OTTAWA, Ontario, January 31, 2012 ( – Prime Minister Stephen Harper’s “ironclad” control over Conservative MPs is shutting down debate on public policy, a pro-life MP warned in a recent radio commentary.

Brad Trost, the Conservative MP for Saskatoon-Humboldt, said the political culture in countries like Britain and the United States allows for party members to disagree and debate issues internally.


“Contrast that to Canada, where party discipline is ironclad,” he said in the minute-long spot, obtained by LifeSiteNews.

“Canadian governance and politics would be improved if political parties concentrated on debating policy and creating ideas,” he continued. “If everyone in a party thinks the same on every issue, not a lot of thinking is going on.”
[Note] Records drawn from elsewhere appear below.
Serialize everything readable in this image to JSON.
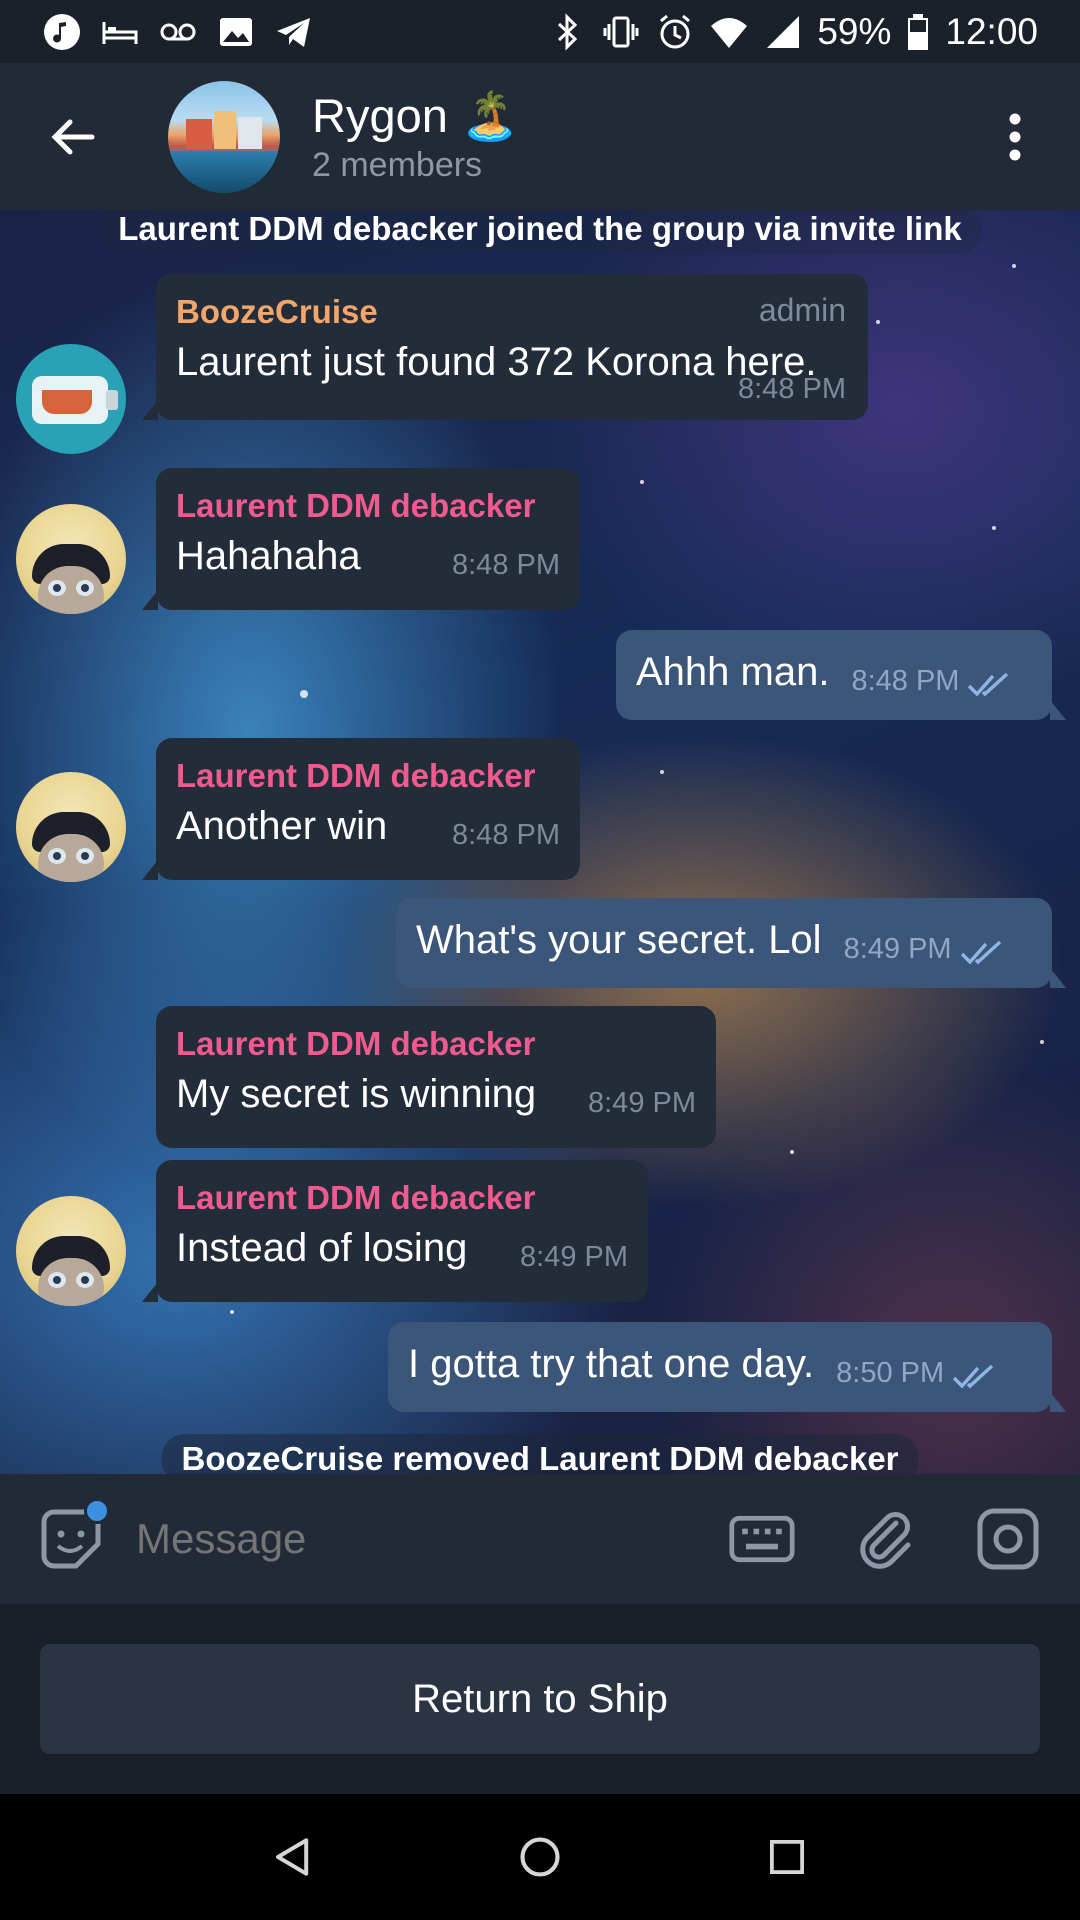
{
  "status_bar": {
    "battery": "59%",
    "time": "12:00"
  },
  "header": {
    "title": "Rygon 🏝️",
    "subtitle": "2 members"
  },
  "chat": {
    "service_join": "Laurent DDM debacker joined the group via invite link",
    "messages": [
      {
        "sender": "BoozeCruise",
        "badge": "admin",
        "text": "Laurent just found 372 Korona here.",
        "time": "8:48 PM"
      },
      {
        "sender": "Laurent DDM debacker",
        "text": "Hahahaha",
        "time": "8:48 PM"
      },
      {
        "text": "Ahhh man.",
        "time": "8:48 PM"
      },
      {
        "sender": "Laurent DDM debacker",
        "text": "Another win",
        "time": "8:48 PM"
      },
      {
        "text": "What's your secret. Lol",
        "time": "8:49 PM"
      },
      {
        "sender": "Laurent DDM debacker",
        "text": "My secret is winning",
        "time": "8:49 PM"
      },
      {
        "sender": "Laurent DDM debacker",
        "text": "Instead of losing",
        "time": "8:49 PM"
      },
      {
        "text": "I gotta try that one day.",
        "time": "8:50 PM"
      }
    ],
    "service_removed": "BoozeCruise removed Laurent DDM debacker"
  },
  "input": {
    "placeholder": "Message"
  },
  "bot_keyboard": {
    "button_label": "Return to Ship"
  },
  "colors": {
    "incoming_bubble": "#232c39",
    "outgoing_bubble": "#3c5679",
    "admin_name": "#f3a66b",
    "member_name": "#ef5b8f",
    "accent": "#3d8fe0"
  }
}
The Prime Minister’s control over debate in the House of Commons has been a growing concern in recent decades, and a particular frustration for the pro-life movement.
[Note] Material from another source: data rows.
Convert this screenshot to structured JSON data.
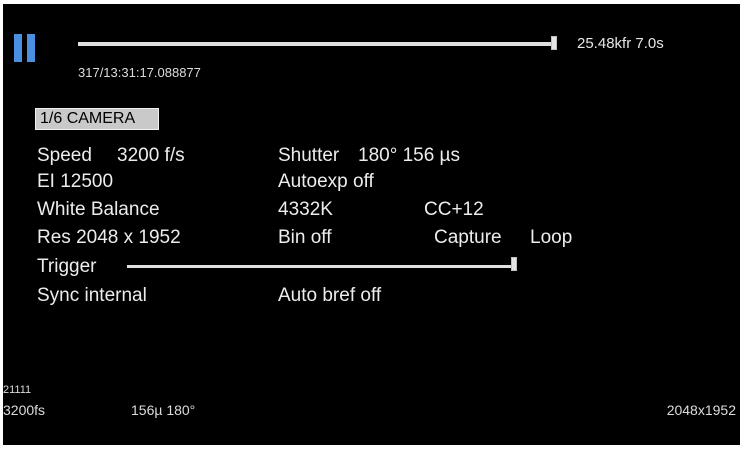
{
  "header": {
    "playback_rate": "25.48kfr 7.0s",
    "timestamp": "317/13:31:17.088877"
  },
  "menu": {
    "tab": "1/6 CAMERA"
  },
  "settings": {
    "speed_label": "Speed",
    "speed_value": "3200 f/s",
    "shutter_label": "Shutter",
    "shutter_value": "180°  156 µs",
    "ei": "EI  12500",
    "autoexp": "Autoexp  off",
    "white_balance_label": "White Balance",
    "white_balance_value": "4332K",
    "cc": "CC+12",
    "res": "Res  2048 x 1952",
    "bin": "Bin off",
    "capture_label": "Capture",
    "capture_value": "Loop",
    "trigger_label": "Trigger",
    "sync": "Sync internal",
    "auto_bref": "Auto bref  off"
  },
  "footer": {
    "counter": "21111",
    "fps": "3200fs",
    "shutter": "156µ  180°",
    "resolution": "2048x1952"
  },
  "colors": {
    "background": "#000000",
    "text": "#e6e6e6",
    "pause_icon": "#4a8fe0",
    "tab_bg": "#c9c9c9"
  }
}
“I think it’s always a problem when pro-life Members of Parliament feel that their leader will not support them,” said Jim Hughes, president of the national pro-life group Campaign Life Coalition.

“That’s part of the way that Parliament operates with private members bills, etc., and if they’re not allowed the freedom to voice the views of their constituents then you begin to wonder whose democratic rights are going to be trampled on next,” he said.
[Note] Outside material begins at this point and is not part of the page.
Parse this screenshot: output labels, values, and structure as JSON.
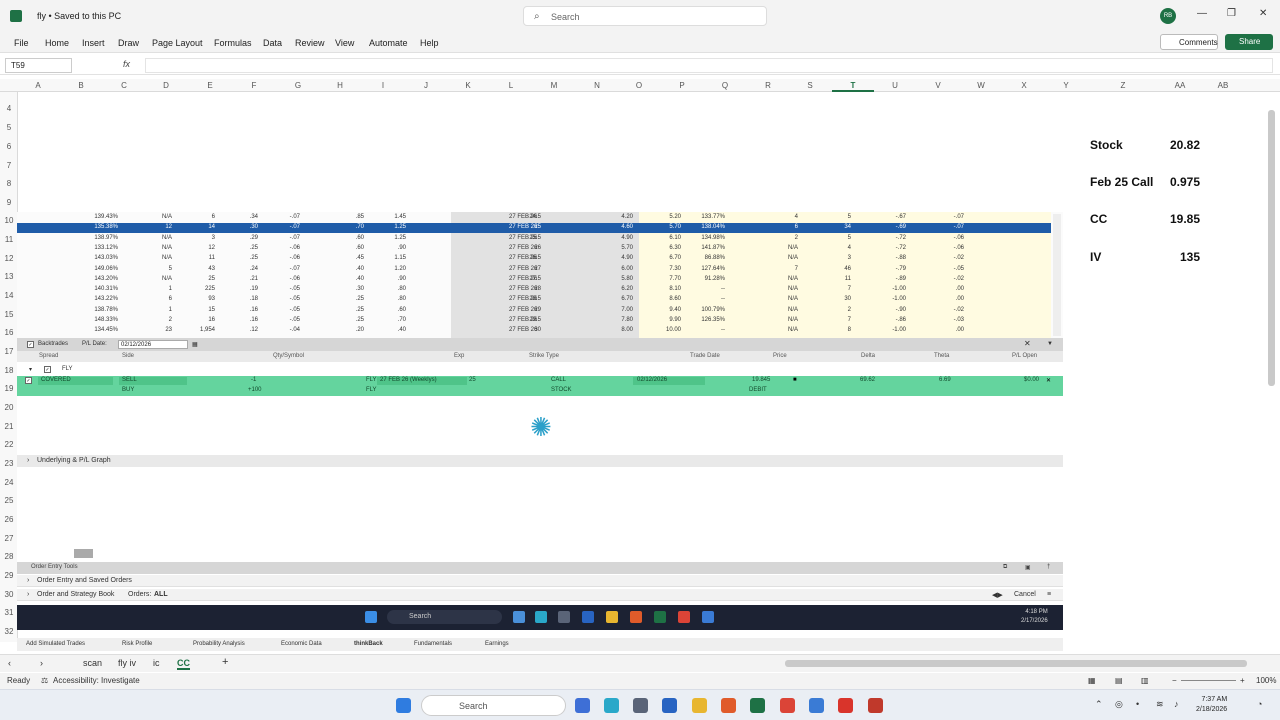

Since Prime Minister Harper took over in 2006, he has been adamant that his government will oppose any attempt to debate abortion, with the result that pro-life MPs have effectively had to openly defy their leader in order to bring forward abortion-related legislation.

“This government will not open, will not permit anyone to open the abortion debate. Our position is clear,” Harper said in 2008.

The same year, Harper’s Justice Minister, Rob Nicholson, effectively scuttled a private members bill that sought to protect unborn victims of violence, by pledging to introduce his own gutted version that would merely list pregnancy as an aggravating factor at sentencing. Nicholson alleged that protecting wanted babies would risk “instilling fetal rights.”

Trost himself faced a party backlash in April when he raised the abortion issue during the campaign for the May 2nd federal election.

Commenting on the radio spot, he told the StarPhoenix that he is not concerned about facing consequences for his outspokenness.

“[Prime Minister Stephen Harper] knows I have a different viewpoint than he does. He respects that. I respect he has a different viewpoint,” the MP said. “I’ve been an MP approaching eight years now. I’m not the sort of one that looks over my shoulder 24/7 . . . I don’t sweat that stuff.”

“We need to have a cultural change. I think it would relax everybody,” he added. “The [party] whip needs to have less authority over members.”

Trost told the paper he is “kicking around” the possibility of a private members bill on democratic reform.

Hughes said Harper’s stance appears to be a far cry from his former Reform Party’s appeals in the 1990s for greater transparency on Parliament Hill. “The breath of fresh air that came in with the Reform Party appears to have become stagnant under the new rules,” Hughes observed.